- Their research could lead to astronomically fast computers
- The scientists worked with the principles of light and matter
- The prize money sum dropped 20% since last year
- The prize for physics has been awarded 105 times since 1901
French and American scientists won the Nobel Prize in physics Tuesday for their work with light and matter, which may lead the way to superfast computers and "the most precise clocks ever seen," the prize committee said.
Serge Haroche of France and David Wineland of the United States will share the $1.2 million prize, the second of six Nobel Prizes announced this month.
The award surprised those who expected the physics Nobel this year to be related to the discovery of the Higgs boson, considered one of the top scientific achievements of the past 50 years.
Wineland and Haroche work in the field of quantum optics, approaching the same principles from opposite directions. The American uses light particles to measure the properties of matter, whereas his French colleague focuses on tracking light particles by using atoms.
Both Nobel laureates have found ways to isolate the subatomic particles and keep their properties intact at the same time, scientists at the Royal Swedish Academy of Sciences said in Stockholm, Sweden.
Usually when these particles interact with the outside world, the properties that scientists would like to directly observe disappear, leaving researchers postulating over what is going on with them.
The two have found a way around this, making direct observation possible. "The new methods allow them to examine, control and count the particles," the academy said.
Haroche is a professor at the College de France and Ecole Normale Superieure in Paris, and Wineland is group leader and NIST Fellow at the National Institute of Standards and Technology and the University of Colorado Boulder.
Their work has some potential side benefits to future technology.
"Their ground-breaking methods have enabled this field of research to take the very first steps towards building a new type of super fast computer based on quantum physics," the academy said.
A quantum computer, if ever invented, could process an astronomically higher number of bits of information than present-day computers.
Classic computers hold only one value at a time, albeit at a rapid pace that is steadily gaining speed.
But a relatively modest quantum computer "could hold two to the 300th power values simultaneously, more than the number of atoms in the universe," according to a background document published by the Royal Swedish Academy of Sciences.
If it were ever to be built, it would radically change our lives, but the construction of such a computer is not on the horizon.
"To build such a quantum computer is an enormous practical challenge," the academy points out.
Last year, three scientists shared the physics prize for the discovery that the universe is apparently expanding at an accelerating rate some 14 billion years after the Big Bang and is neither slowing to a static state nor preparing to contract.
The laureates were Saul Perlmutter from Lawrence Berkeley National Laboratory and the University of California, Berkeley; Brian P. Schmidt of Australian National University; and Adam G. Riess of Johns Hopkins University and the Space Telescope Science Institute.

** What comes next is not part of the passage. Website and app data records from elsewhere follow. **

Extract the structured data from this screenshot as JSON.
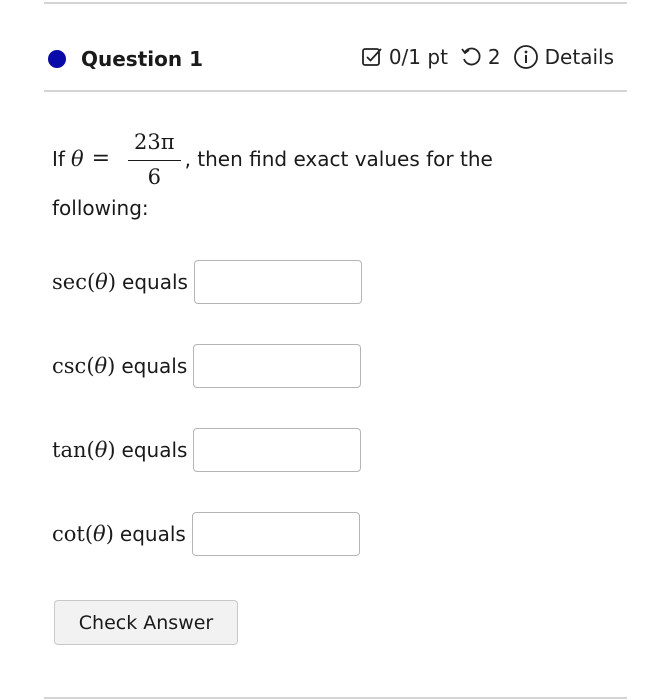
{
  "question": {
    "title": "Question 1",
    "points": "0/1 pt",
    "attempts": "2",
    "details_label": "Details",
    "status_color": "#0a0aa8",
    "icons": {
      "points": "checkbox-edit-icon",
      "attempts": "retry-icon",
      "details": "info-icon"
    }
  },
  "problem": {
    "prefix": "If",
    "variable": "θ",
    "equals": "=",
    "numerator": "23π",
    "denominator": "6",
    "suffix": ", then find exact values for the",
    "line2": "following:"
  },
  "rows": [
    {
      "fn": "sec",
      "arg": "θ",
      "text": "equals",
      "value": ""
    },
    {
      "fn": "csc",
      "arg": "θ",
      "text": "equals",
      "value": ""
    },
    {
      "fn": "tan",
      "arg": "θ",
      "text": "equals",
      "value": ""
    },
    {
      "fn": "cot",
      "arg": "θ",
      "text": "equals",
      "value": ""
    }
  ],
  "check_button": "Check Answer"
}
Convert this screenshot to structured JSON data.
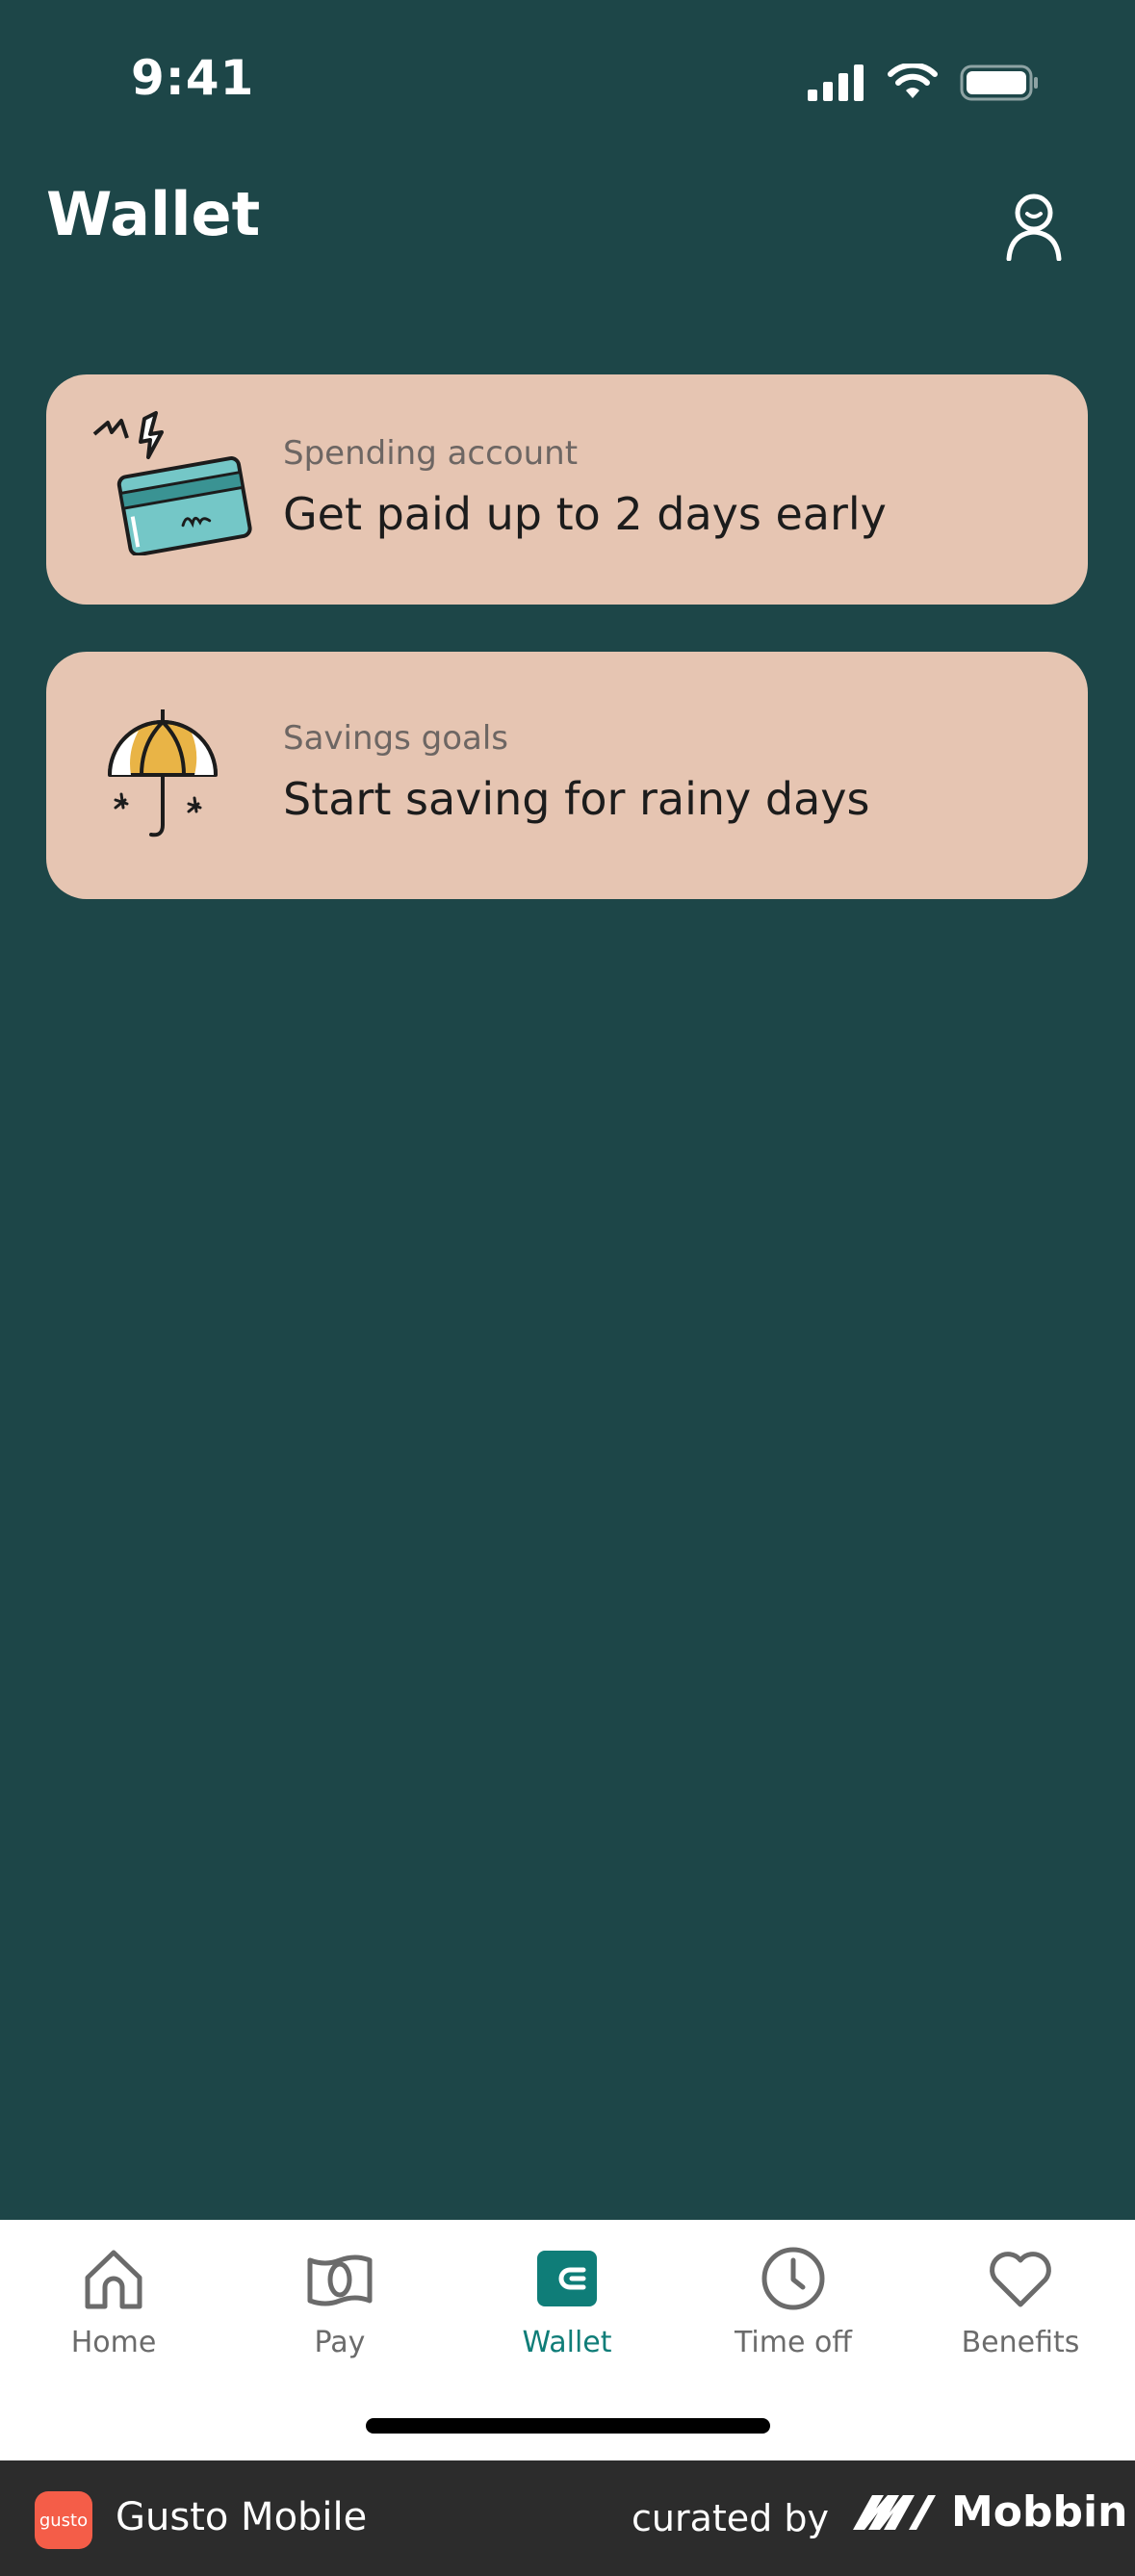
{
  "status_bar": {
    "time": "9:41"
  },
  "header": {
    "title": "Wallet"
  },
  "cards": [
    {
      "kicker": "Spending account",
      "title": "Get paid up to 2 days early",
      "icon": "credit-card-lightning-icon"
    },
    {
      "kicker": "Savings goals",
      "title": "Start saving for rainy days",
      "icon": "umbrella-icon"
    }
  ],
  "tabbar": {
    "tabs": [
      {
        "label": "Home",
        "icon": "home-icon"
      },
      {
        "label": "Pay",
        "icon": "money-icon"
      },
      {
        "label": "Wallet",
        "icon": "wallet-icon",
        "active": true
      },
      {
        "label": "Time off",
        "icon": "clock-icon"
      },
      {
        "label": "Benefits",
        "icon": "heart-icon"
      }
    ]
  },
  "footer": {
    "logo_text": "gusto",
    "app_name": "Gusto Mobile",
    "curated_by": "curated by",
    "brand": "Mobbin"
  },
  "colors": {
    "background": "#1d4648",
    "card": "#e6c5b2",
    "active_tab": "#0f7d78",
    "gusto_brand": "#f45d48"
  }
}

This year, the foundation lowered the monetary award that accompanies the Nobel Prize by 20%, from 10 million Swedish kronor ($1.5 million) to 8 million kronor ($1.2 million) because of the turbulence that has hit financial markets.
On Monday, the Nobel Assembly awarded the prize for physiology or medicine to Sir John B. Gurdon and Shinya Yamanaka jointly for their discovery that stem cells can be made of mature cells and need not necessarily be taken from fetuses or embryos.
In the coming days, the prize committee also will announce prizes in chemistry, literature, peace and economics.
Since 1901, the committee has handed out the Nobel Prize in physics 105 times. The youngest recipient was Lawrence Bragg, who won in 1915 at the age of 25. Bragg is not only the youngest physics laureate; he is also the youngest laureate in any Nobel Prize area.
The oldest physics laureate was Raymond Davis Jr., who was 88 years old when he was awarded the prize in 2002.
John Bardeen was the only physicist to receive the prize twice -- for work in semiconductors and superconductivity.